======== ENTRIES SUPPLIED ========
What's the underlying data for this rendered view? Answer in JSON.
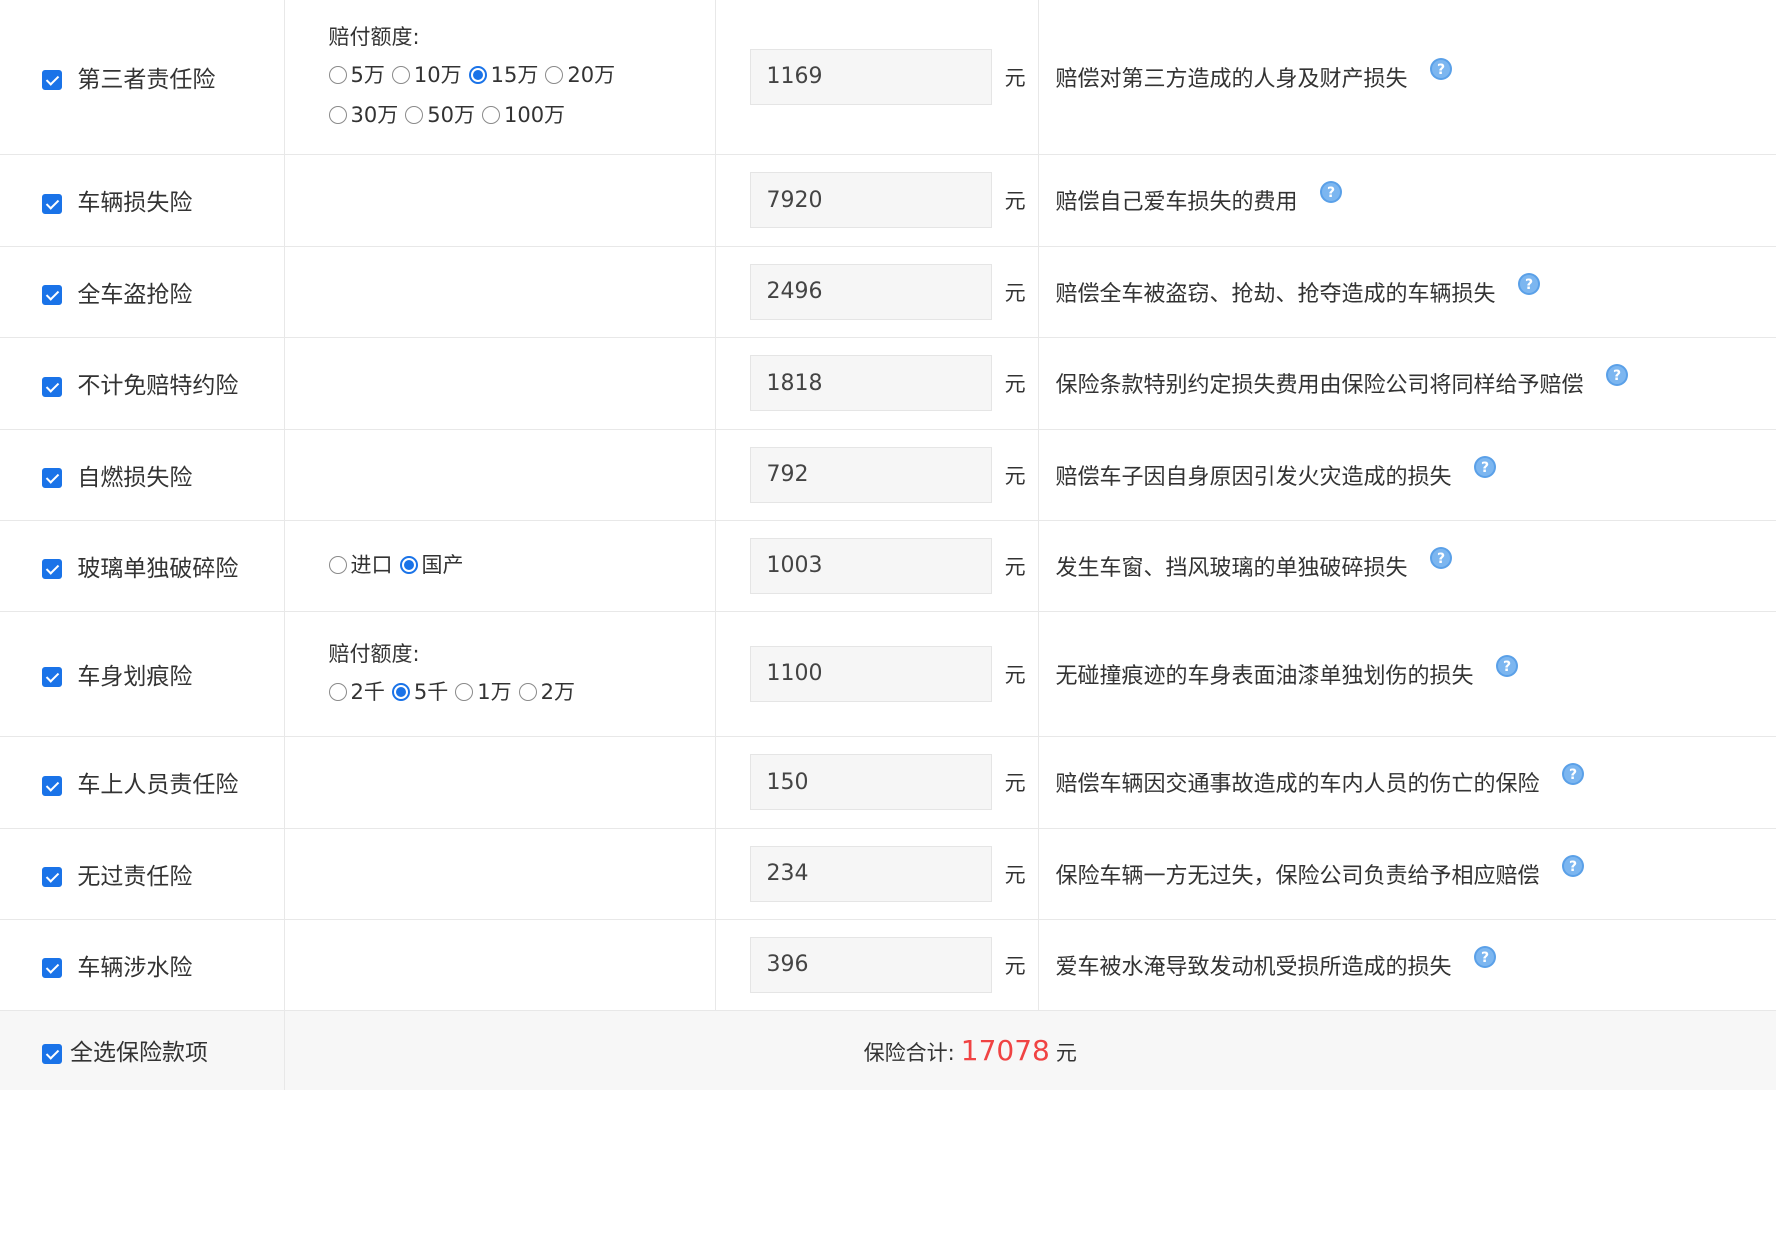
{
  "rows": [
    {
      "name": "第三者责任险",
      "checked": true,
      "option_label": "赔付额度:",
      "options": [
        [
          "5万",
          "10万",
          "15万",
          "20万"
        ],
        [
          "30万",
          "50万",
          "100万"
        ]
      ],
      "selected": "15万",
      "price": "1169",
      "unit": "元",
      "desc": "赔偿对第三方造成的人身及财产损失"
    },
    {
      "name": "车辆损失险",
      "checked": true,
      "price": "7920",
      "unit": "元",
      "desc": "赔偿自己爱车损失的费用"
    },
    {
      "name": "全车盗抢险",
      "checked": true,
      "price": "2496",
      "unit": "元",
      "desc": "赔偿全车被盗窃、抢劫、抢夺造成的车辆损失"
    },
    {
      "name": "不计免赔特约险",
      "checked": true,
      "price": "1818",
      "unit": "元",
      "desc": "保险条款特别约定损失费用由保险公司将同样给予赔偿"
    },
    {
      "name": "自燃损失险",
      "checked": true,
      "price": "792",
      "unit": "元",
      "desc": "赔偿车子因自身原因引发火灾造成的损失"
    },
    {
      "name": "玻璃单独破碎险",
      "checked": true,
      "options": [
        [
          "进口",
          "国产"
        ]
      ],
      "selected": "国产",
      "price": "1003",
      "unit": "元",
      "desc": "发生车窗、挡风玻璃的单独破碎损失"
    },
    {
      "name": "车身划痕险",
      "checked": true,
      "option_label": "赔付额度:",
      "options": [
        [
          "2千",
          "5千",
          "1万",
          "2万"
        ]
      ],
      "selected": "5千",
      "price": "1100",
      "unit": "元",
      "desc": "无碰撞痕迹的车身表面油漆单独划伤的损失"
    },
    {
      "name": "车上人员责任险",
      "checked": true,
      "price": "150",
      "unit": "元",
      "desc": "赔偿车辆因交通事故造成的车内人员的伤亡的保险"
    },
    {
      "name": "无过责任险",
      "checked": true,
      "price": "234",
      "unit": "元",
      "desc": "保险车辆一方无过失，保险公司负责给予相应赔偿"
    },
    {
      "name": "车辆涉水险",
      "checked": true,
      "price": "396",
      "unit": "元",
      "desc": "爱车被水淹导致发动机受损所造成的损失"
    }
  ],
  "footer": {
    "select_all_label": "全选保险款项",
    "select_all_checked": true,
    "total_label": "保险合计:",
    "total_value": "17078",
    "total_unit": "元"
  },
  "colors": {
    "accent": "#1a73e8",
    "total": "#f04343",
    "help_icon": "#5aa0e8"
  }
}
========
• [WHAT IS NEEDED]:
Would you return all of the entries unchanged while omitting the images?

• [ANSWER SECTION]:
What's the underlying data for this rendered view? Answer in JSON.
{
  "rows": [
    {
      "name": "第三者责任险",
      "checked": true,
      "option_label": "赔付额度:",
      "options": [
        [
          "5万",
          "10万",
          "15万",
          "20万"
        ],
        [
          "30万",
          "50万",
          "100万"
        ]
      ],
      "selected": "15万",
      "price": "1169",
      "unit": "元",
      "desc": "赔偿对第三方造成的人身及财产损失"
    },
    {
      "name": "车辆损失险",
      "checked": true,
      "price": "7920",
      "unit": "元",
      "desc": "赔偿自己爱车损失的费用"
    },
    {
      "name": "全车盗抢险",
      "checked": true,
      "price": "2496",
      "unit": "元",
      "desc": "赔偿全车被盗窃、抢劫、抢夺造成的车辆损失"
    },
    {
      "name": "不计免赔特约险",
      "checked": true,
      "price": "1818",
      "unit": "元",
      "desc": "保险条款特别约定损失费用由保险公司将同样给予赔偿"
    },
    {
      "name": "自燃损失险",
      "checked": true,
      "price": "792",
      "unit": "元",
      "desc": "赔偿车子因自身原因引发火灾造成的损失"
    },
    {
      "name": "玻璃单独破碎险",
      "checked": true,
      "options": [
        [
          "进口",
          "国产"
        ]
      ],
      "selected": "国产",
      "price": "1003",
      "unit": "元",
      "desc": "发生车窗、挡风玻璃的单独破碎损失"
    },
    {
      "name": "车身划痕险",
      "checked": true,
      "option_label": "赔付额度:",
      "options": [
        [
          "2千",
          "5千",
          "1万",
          "2万"
        ]
      ],
      "selected": "5千",
      "price": "1100",
      "unit": "元",
      "desc": "无碰撞痕迹的车身表面油漆单独划伤的损失"
    },
    {
      "name": "车上人员责任险",
      "checked": true,
      "price": "150",
      "unit": "元",
      "desc": "赔偿车辆因交通事故造成的车内人员的伤亡的保险"
    },
    {
      "name": "无过责任险",
      "checked": true,
      "price": "234",
      "unit": "元",
      "desc": "保险车辆一方无过失，保险公司负责给予相应赔偿"
    },
    {
      "name": "车辆涉水险",
      "checked": true,
      "price": "396",
      "unit": "元",
      "desc": "爱车被水淹导致发动机受损所造成的损失"
    }
  ],
  "footer": {
    "select_all_label": "全选保险款项",
    "select_all_checked": true,
    "total_label": "保险合计:",
    "total_value": "17078",
    "total_unit": "元"
  },
  "colors": {
    "accent": "#1a73e8",
    "total": "#f04343",
    "help_icon": "#5aa0e8"
  }
}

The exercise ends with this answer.